Worldhotels’ EVP Asia-Pacific Roland Jegge talks to Raini Hamdi about changes in the independent hotels market as he marks 20 years of heading Worldhotels in the region
What’s the Asia-Pacific market like back when you joined then SRS Hotels in 1996 as regional head?
There were very few players in the market. We had a portfolio of 23 hotels in Asia-Pacific in 1996. This has grown to almost 100 hotels today and we have also evolved into a full service provider, i.e. our range of services go beyond just sales and distribution to quality certification, training, revenue consultancy and even branding and procurement.
What was your biggest challenge in increasing marketshare then?
When I started with the company, electronic bookings from Asia-Pacific markets comprised a small percentage, as the massive regional wholesalers were controlling and channelling both the leisure and business bookings via their networks. We had only three sales offices in the region and we were working with a number of GSAs representing us in key markets. We had to expand our own sales offices and footprint, and attract the best sales talent in the region to support our hotels.
What was your biggest break in growing Worldhotels in the region?

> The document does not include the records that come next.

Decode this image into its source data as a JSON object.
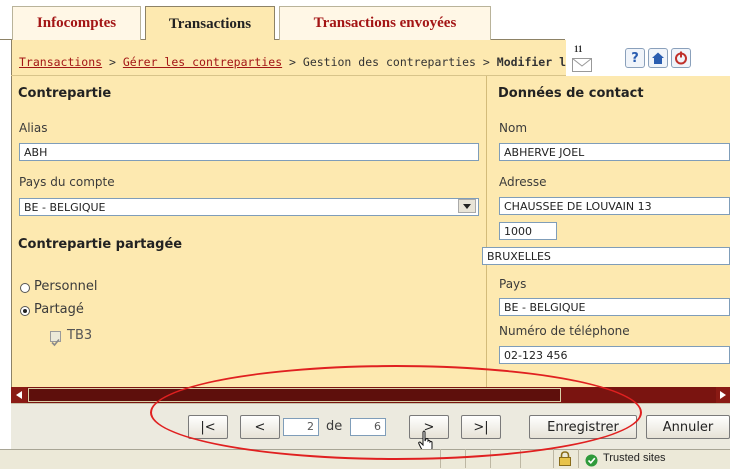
{
  "tabs": [
    {
      "label": "Infocomptes"
    },
    {
      "label": "Transactions"
    },
    {
      "label": "Transactions envoyées"
    }
  ],
  "breadcrumb": {
    "link1": "Transactions",
    "sep1": " > ",
    "link2": "Gérer les contreparties",
    "sep2": " > Gestion des contreparties > ",
    "current": "Modifier la"
  },
  "toolbar": {
    "message_count": "11",
    "help": "?"
  },
  "left": {
    "section_title": "Contrepartie",
    "alias_label": "Alias",
    "alias_value": "ABH",
    "country_label": "Pays du compte",
    "country_value": "BE - BELGIQUE",
    "shared_title": "Contrepartie partagée",
    "radio_personal": "Personnel",
    "radio_shared": "Partagé",
    "checkbox_label": "TB3"
  },
  "right": {
    "section_title": "Données de contact",
    "name_label": "Nom",
    "name_value": "ABHERVE JOEL",
    "address_label": "Adresse",
    "street_value": "CHAUSSEE DE LOUVAIN 13",
    "postcode_value": "1000",
    "city_value": "BRUXELLES",
    "country_label": "Pays",
    "country_value": "BE - BELGIQUE",
    "phone_label": "Numéro de téléphone",
    "phone_value": "02-123 456"
  },
  "pager": {
    "first": "|<",
    "prev": "<",
    "current_page": "2",
    "of": "de",
    "total_pages": "6",
    "next": ">",
    "last": ">|"
  },
  "actions": {
    "save": "Enregistrer",
    "cancel": "Annuler"
  },
  "statusbar": {
    "zone": "Trusted sites"
  },
  "colors": {
    "panel_bg": "#fde9b0",
    "tab_active_bg": "#fde9b0",
    "tab_text": "#a31515",
    "scrollbar_dark": "#7a1410",
    "annotation_ellipse": "#e02020"
  }
}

There wasn’t a single big break. When I came (to Singapore) we had 23 hotels of various levels and quality. I had to first establish the confidence that we were the right partner, work on our image and curate the portfolio.
A source of pride for me today is that we work with and support many of the finest and largest independent hotels in the region, and important national/regional hotel groups such as Stamford Hotels in Oceania, RIHGA Hotels in Japan and The Lalit in India.
What’s had the most impact on independent hotels in the last 20 years, forcing them to evolve?
The entry of the Gen Y traveller was probably the most prominent force. They desire instant gratification (even in instant booking) and to evolve a trip into an experience.
These travellers started to seek out the unique, individual experience and they continue to explore the world of ‘non-cookie cutter’ hotel models and a way to communicate that was more personal. A chain hotel was no longer a first choice but just one of many being considered. Have you ever seen so many chains trying to create ‘independent’ or ‘boutique’ offerings in their portfolios than now?
So how have Asian independent hotel owners changed?
They are getting younger and are very savvy as they have travelled the world and many of them have studied overseas.
They are bringing a breath of fresh air and a new perspective into our industry with new concepts and designs, and the desire to do things differently.
It is hugely exciting to work with them and to share with them the experience I gained over the years of looking after entrepreneurial independent hoteliers.
What was your goal for the first year at then SRS Hotels and what is it now?
My goal has always been to have happy stakeholders at all levels – be they the hotels, our clients, the large multinationals, travel agencies or OTA partners, and finally my stellar team, of which the senior members all count 10 years and more with the company. It is about being truthful, transparent and sincere, building long-lasting relationships based on knowing and trusting each other.
What is your challenge today?
To be innovative and stay ahead of the curve at all times in a fast-changing environment, and continue driving value to our hoteliers.
It is vital, in the current environment, to ensure that we continue to evolve and provide the best resources. I would say that the speed of evolution seems a lot faster today than years ago.
What are you working on currently to stay ahead of the curve?
This year, we are rolling out a programme called ‘Start with the Why’. We are building the blueprint or the story of each of our independent hotels together with the owner, general manager and senior management team. This helps us bring out the essence and origin of each of our hotels and tell this story to the world.
It is a major project and it involves a certified coach sent from Performance Solutions, a training company, to work with each hotel. We are planning to roll this out over the next two years, as it takes time and resources to meet with each hotel team.
This year, I’ve also had the privilege to design and launch World Luxury, a strictly by-invitation-only collection comprising the most iconic independent hotels that share the same principles, vision and values. We are partnering LRA by Deloitte to certify (these) hotels.
Every independent brand is now focusing on ‘telling the story’. What’s the next stage of telling the story?
It is not just about telling the story, it’s about customising the story into the different distribution channels and for each audience.
This adds spice and relevance to each stay. It also differentiates us from the cookie-cutter experience of the mainstream brands who only ask their own people/staff members to deliver the experience they want them to deliver. This is also why a standalone hotel has a brighter future ahead as customers nowadays are not only looking for a place to stay, but a place to experience and feel something.
And when will you launch World Luxury?
It is being rolled out in stages, starting last January with a workshop for several handpicked hotels from our existing Deluxe Collection of five-star hotels. We will launch it to the world during the upcoming ILTM Asia in Shanghai.